ACTIVITY =>
All that is wanted is how many lines in the records below include the string "from".

SOURCE DATA section start

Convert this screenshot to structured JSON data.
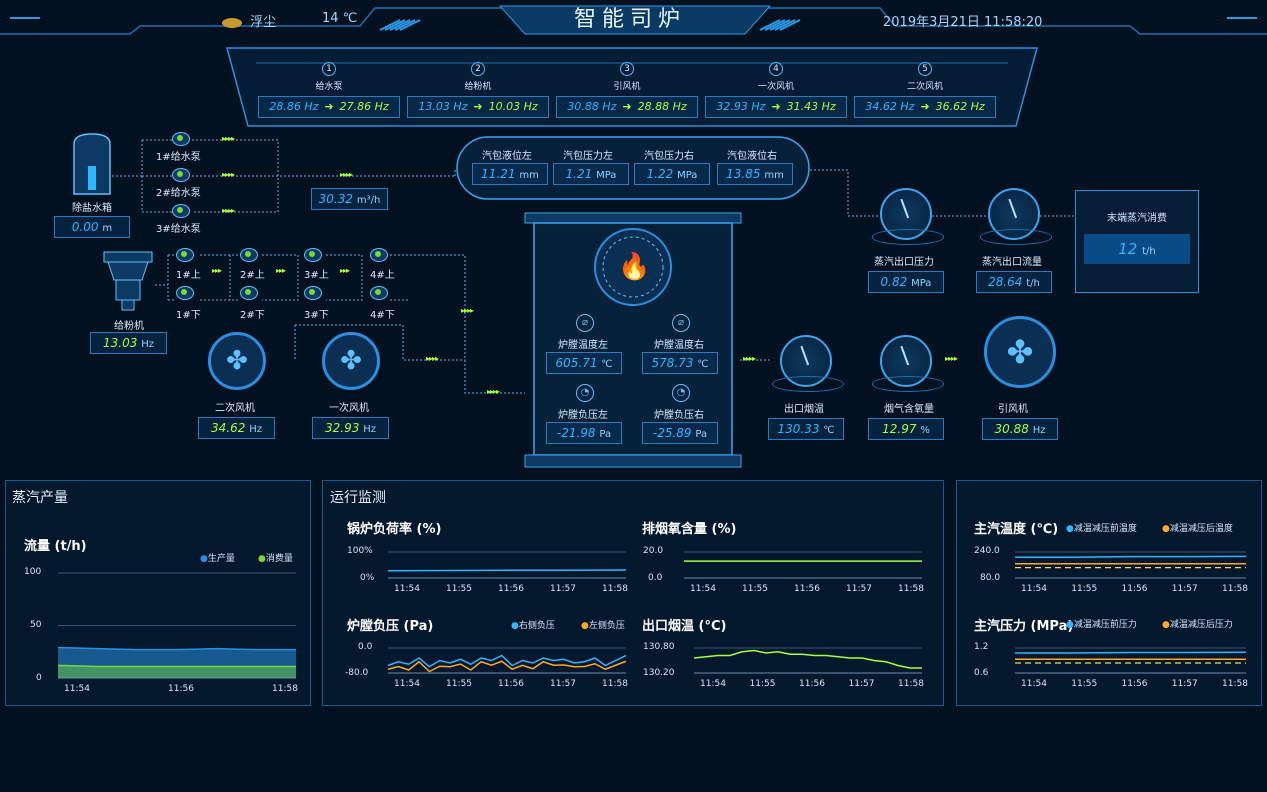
{
  "header": {
    "title": "智能司炉",
    "weather": "浮尘",
    "temperature": "14 ℃",
    "datetime": "2019年3月21日 11:58:20"
  },
  "top": [
    {
      "num": "1",
      "label": "给水泵",
      "from": "28.86 Hz",
      "to": "27.86 Hz"
    },
    {
      "num": "2",
      "label": "给粉机",
      "from": "13.03 Hz",
      "to": "10.03 Hz"
    },
    {
      "num": "3",
      "label": "引风机",
      "from": "30.88 Hz",
      "to": "28.88 Hz"
    },
    {
      "num": "4",
      "label": "一次风机",
      "from": "32.93 Hz",
      "to": "31.43 Hz"
    },
    {
      "num": "5",
      "label": "二次风机",
      "from": "34.62 Hz",
      "to": "36.62 Hz"
    }
  ],
  "tank": {
    "label": "除盐水箱",
    "value": "0.00",
    "unit": "m"
  },
  "pumps": [
    "1#给水泵",
    "2#给水泵",
    "3#给水泵"
  ],
  "flow": {
    "value": "30.32",
    "unit": "m³/h"
  },
  "drum": [
    {
      "label": "汽包液位左",
      "value": "11.21",
      "unit": "mm"
    },
    {
      "label": "汽包压力左",
      "value": "1.21",
      "unit": "MPa"
    },
    {
      "label": "汽包压力右",
      "value": "1.22",
      "unit": "MPa"
    },
    {
      "label": "汽包液位右",
      "value": "13.85",
      "unit": "mm"
    }
  ],
  "feeder": {
    "label": "给粉机",
    "value": "13.03",
    "unit": "Hz"
  },
  "burners": {
    "up": [
      "1#上",
      "2#上",
      "3#上",
      "4#上"
    ],
    "down": [
      "1#下",
      "2#下",
      "3#下",
      "4#下"
    ]
  },
  "fans": [
    {
      "label": "二次风机",
      "value": "34.62",
      "unit": "Hz"
    },
    {
      "label": "一次风机",
      "value": "32.93",
      "unit": "Hz"
    }
  ],
  "furnace": [
    {
      "label": "炉膛温度左",
      "value": "605.71",
      "unit": "℃"
    },
    {
      "label": "炉膛温度右",
      "value": "578.73",
      "unit": "℃"
    },
    {
      "label": "炉膛负压左",
      "value": "-21.98",
      "unit": "Pa"
    },
    {
      "label": "炉膛负压右",
      "value": "-25.89",
      "unit": "Pa"
    }
  ],
  "gauges_top": [
    {
      "label": "蒸汽出口压力",
      "value": "0.82",
      "unit": "MPa"
    },
    {
      "label": "蒸汽出口流量",
      "value": "28.64",
      "unit": "t/h"
    }
  ],
  "end_steam": {
    "label": "末端蒸汽消费",
    "value": "12",
    "unit": "t/h"
  },
  "gauges_bottom": [
    {
      "label": "出口烟温",
      "value": "130.33",
      "unit": "℃"
    },
    {
      "label": "烟气含氧量",
      "value": "12.97",
      "unit": "%"
    },
    {
      "label": "引风机",
      "value": "30.88",
      "unit": "Hz"
    }
  ],
  "panels": {
    "steam": "蒸汽产量",
    "monitor": "运行监测"
  },
  "chart_data": [
    {
      "type": "area",
      "title": "流量 (t/h)",
      "x": [
        "11:54",
        "11:56",
        "11:58"
      ],
      "ylim": [
        0,
        100
      ],
      "yticks": [
        "100",
        "50",
        "0"
      ],
      "series": [
        {
          "name": "生产量",
          "color": "#2a8fe0",
          "values": [
            29,
            28,
            27,
            27,
            28,
            27,
            27
          ]
        },
        {
          "name": "消费量",
          "color": "#7bd63a",
          "values": [
            12,
            11,
            11,
            11,
            11,
            11,
            11
          ]
        }
      ]
    },
    {
      "type": "line",
      "title": "锅炉负荷率 (%)",
      "x": [
        "11:54",
        "11:55",
        "11:56",
        "11:57",
        "11:58"
      ],
      "yticks": [
        "100%",
        "0%"
      ],
      "series": [
        {
          "color": "#2fb6ff",
          "values": [
            28,
            29,
            30,
            30,
            31
          ]
        }
      ]
    },
    {
      "type": "line",
      "title": "排烟氧含量 (%)",
      "x": [
        "11:54",
        "11:55",
        "11:56",
        "11:57",
        "11:58"
      ],
      "yticks": [
        "20.0",
        "0.0"
      ],
      "series": [
        {
          "color": "#a6ff3c",
          "values": [
            13,
            13,
            13,
            13,
            13
          ]
        }
      ]
    },
    {
      "type": "line",
      "title": "炉膛负压 (Pa)",
      "x": [
        "11:54",
        "11:55",
        "11:56",
        "11:57",
        "11:58"
      ],
      "yticks": [
        "0.0",
        "-80.0"
      ],
      "series": [
        {
          "name": "右侧负压",
          "color": "#2fb6ff"
        },
        {
          "name": "左侧负压",
          "color": "#ffa726"
        }
      ]
    },
    {
      "type": "line",
      "title": "出口烟温 (°C)",
      "x": [
        "11:54",
        "11:55",
        "11:56",
        "11:57",
        "11:58"
      ],
      "yticks": [
        "130.80",
        "130.20"
      ],
      "series": [
        {
          "color": "#a6ff3c"
        }
      ]
    },
    {
      "type": "line",
      "title": "主汽温度 (℃)",
      "x": [
        "11:54",
        "11:55",
        "11:56",
        "11:57",
        "11:58"
      ],
      "yticks": [
        "240.0",
        "80.0"
      ],
      "series": [
        {
          "name": "减温减压前温度",
          "color": "#2fb6ff"
        },
        {
          "name": "减温减压后温度",
          "color": "#ffa726"
        }
      ]
    },
    {
      "type": "line",
      "title": "主汽压力 (MPa)",
      "x": [
        "11:54",
        "11:55",
        "11:56",
        "11:57",
        "11:58"
      ],
      "yticks": [
        "1.2",
        "0.6"
      ],
      "series": [
        {
          "name": "减温减压前压力",
          "color": "#2fb6ff"
        },
        {
          "name": "减温减压后压力",
          "color": "#ffa726"
        }
      ]
    }
  ]
}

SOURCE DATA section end

TASK SOLUTION =>
5